Pope Francis greets a migrant at a welcoming hub near Cesena, Italy on Oct. 1, 2017. / L’Osservatore Romano.
Vatican City, Nov 29, 2021 / 12:00 pm (CNA).
Pope Francis could reportedly help to bring up to 50 migrants to Italy as part of his trip to Cyprus and Greece this week.
Cypriot government spokesman Marios Pelekanos said that the Vatican wanted to arrange the transfer of migrants currently in Cyprus to Rome, Reuters reported on Nov. 26.
“This is a tangible expression of solidarity by the head of the Roman Catholic Church to people in need, affirming that the Vatican recognizes the problem that the Republic of Cyprus faces today because of the increased migratory flows and the need for a fair distribution among EU member states,” Pelekanos said, according to Reuters.
Pope Francis will depart for the Mediterranean island of Cyprus this Thursday for a five-day visit that will also take him to Greece. The trip is expected to highlight the plight of migrants seeking to enter Europe, mainly from the Middle East and Africa.
The last time that Pope Francis visited Greece, in 2016, he brought three Syrian refugee families from the Moria refugee camp on the island of Lesbos back with him to Rome.
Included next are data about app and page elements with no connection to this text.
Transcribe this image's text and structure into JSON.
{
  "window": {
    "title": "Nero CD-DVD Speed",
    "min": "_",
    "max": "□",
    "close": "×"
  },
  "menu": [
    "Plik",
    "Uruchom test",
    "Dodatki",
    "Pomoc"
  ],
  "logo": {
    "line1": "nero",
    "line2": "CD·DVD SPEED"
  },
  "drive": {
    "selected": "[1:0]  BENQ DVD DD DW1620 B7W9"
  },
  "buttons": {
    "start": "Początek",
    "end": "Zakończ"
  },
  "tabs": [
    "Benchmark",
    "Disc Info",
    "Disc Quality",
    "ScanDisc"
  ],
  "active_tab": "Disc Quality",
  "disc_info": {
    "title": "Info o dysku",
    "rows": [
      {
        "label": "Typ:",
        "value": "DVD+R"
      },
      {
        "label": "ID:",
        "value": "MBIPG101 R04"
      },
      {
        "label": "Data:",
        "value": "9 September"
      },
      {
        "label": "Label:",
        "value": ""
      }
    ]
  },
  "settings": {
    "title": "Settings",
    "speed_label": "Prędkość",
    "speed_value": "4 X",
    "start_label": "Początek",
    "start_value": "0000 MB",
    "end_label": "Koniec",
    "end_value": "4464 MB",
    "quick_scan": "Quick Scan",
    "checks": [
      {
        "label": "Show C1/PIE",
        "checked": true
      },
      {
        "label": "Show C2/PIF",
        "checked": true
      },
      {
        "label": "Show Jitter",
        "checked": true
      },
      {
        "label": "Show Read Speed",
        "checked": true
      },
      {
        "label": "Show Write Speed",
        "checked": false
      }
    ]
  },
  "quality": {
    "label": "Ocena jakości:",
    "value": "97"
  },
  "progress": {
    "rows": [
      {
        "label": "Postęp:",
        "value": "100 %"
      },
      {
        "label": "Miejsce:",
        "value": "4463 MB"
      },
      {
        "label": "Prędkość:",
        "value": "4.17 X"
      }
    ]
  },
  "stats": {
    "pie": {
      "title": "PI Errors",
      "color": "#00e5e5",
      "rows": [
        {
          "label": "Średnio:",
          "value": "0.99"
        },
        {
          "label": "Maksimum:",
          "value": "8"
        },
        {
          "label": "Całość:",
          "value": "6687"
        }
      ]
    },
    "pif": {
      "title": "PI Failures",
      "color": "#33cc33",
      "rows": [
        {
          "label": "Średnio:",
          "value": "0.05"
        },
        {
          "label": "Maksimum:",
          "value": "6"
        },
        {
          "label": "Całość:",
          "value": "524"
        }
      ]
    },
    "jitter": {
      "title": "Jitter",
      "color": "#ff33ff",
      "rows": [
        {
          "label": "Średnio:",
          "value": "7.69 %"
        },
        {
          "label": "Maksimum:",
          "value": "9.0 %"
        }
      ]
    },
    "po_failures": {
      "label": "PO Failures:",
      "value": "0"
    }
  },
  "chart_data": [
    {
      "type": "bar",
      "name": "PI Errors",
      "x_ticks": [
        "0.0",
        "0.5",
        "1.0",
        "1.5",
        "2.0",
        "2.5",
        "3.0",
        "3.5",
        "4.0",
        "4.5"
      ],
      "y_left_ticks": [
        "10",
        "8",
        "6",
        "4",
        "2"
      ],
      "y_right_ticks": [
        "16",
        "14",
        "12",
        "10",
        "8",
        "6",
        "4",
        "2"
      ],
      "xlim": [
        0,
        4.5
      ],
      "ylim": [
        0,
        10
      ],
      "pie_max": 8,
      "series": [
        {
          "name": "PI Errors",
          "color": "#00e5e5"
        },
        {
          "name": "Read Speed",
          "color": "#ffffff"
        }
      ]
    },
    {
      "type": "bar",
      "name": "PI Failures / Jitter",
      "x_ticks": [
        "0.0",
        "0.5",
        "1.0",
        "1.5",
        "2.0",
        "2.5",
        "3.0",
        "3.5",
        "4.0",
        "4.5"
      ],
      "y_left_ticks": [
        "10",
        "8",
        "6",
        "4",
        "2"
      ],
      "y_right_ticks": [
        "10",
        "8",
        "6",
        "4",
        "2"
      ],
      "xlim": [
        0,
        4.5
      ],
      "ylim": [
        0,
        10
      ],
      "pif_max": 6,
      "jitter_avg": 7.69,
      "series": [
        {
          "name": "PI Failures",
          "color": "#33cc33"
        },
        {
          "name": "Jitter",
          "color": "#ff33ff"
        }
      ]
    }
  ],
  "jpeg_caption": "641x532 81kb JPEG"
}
Among the refugees relocated with the pope’s help was Majid Alshakarji, who escaped the Syrian civil war at the age of 15.
Five years later, Alshakarji is now studying at a university in Rome to become a dentist and volunteers with the Catholic Community of Sant’Egidio, helping to welcome new refugees to Italy.
“We have been allowed to have a new life in a new country … It is a beautiful experience,” he told CNA in 2020.
Sant’Egidio helped to organize the arrival of 70 Syrian refugees in Rome on Nov. 29.
The refugees, who had been living in refugee camps in Lebanon, came to Italy through the humanitarian corridors promoted by the Catholic movement in coordination with the Federation of Evangelical Churches in Italy and the Italian government.
Pope Francis has repeatedly urged governments not to “lose sight of the human face of migration.”
Most recently, in a message on Nov. 29 marking the 70th anniversary of the International Organization for Migration, the pope decried the “double standard” that places economic interests over “the needs and dignity of the human person.”
“On the one hand, in the markets of upper-middle-income countries, migrant labor is in high demand and welcomed as a way to compensate for the lack of it. On the other, migrants are generally rejected and subject to resentful attitudes by many of their host communities,” he said.
“This tendency was particularly evident during the COVID-19 lockdowns, when many of the ‘essential’ workers were migrants, but they were not granted the benefits of the COVID-19 economic aid programs or even access to basic health care and immunization,” the pope added.
The pope’s message to the U.N. organization was read by Cardinal Pietro Parolin in a video message.
Pope Francis underlined that “we must never forget that these are not statistics, but real people whose lives are at stake.”
“Rooted in its centuries-long experience, the Catholic Church and its institutions will continue their mission of welcoming, protecting, promoting, and integrating people on the move,” he said.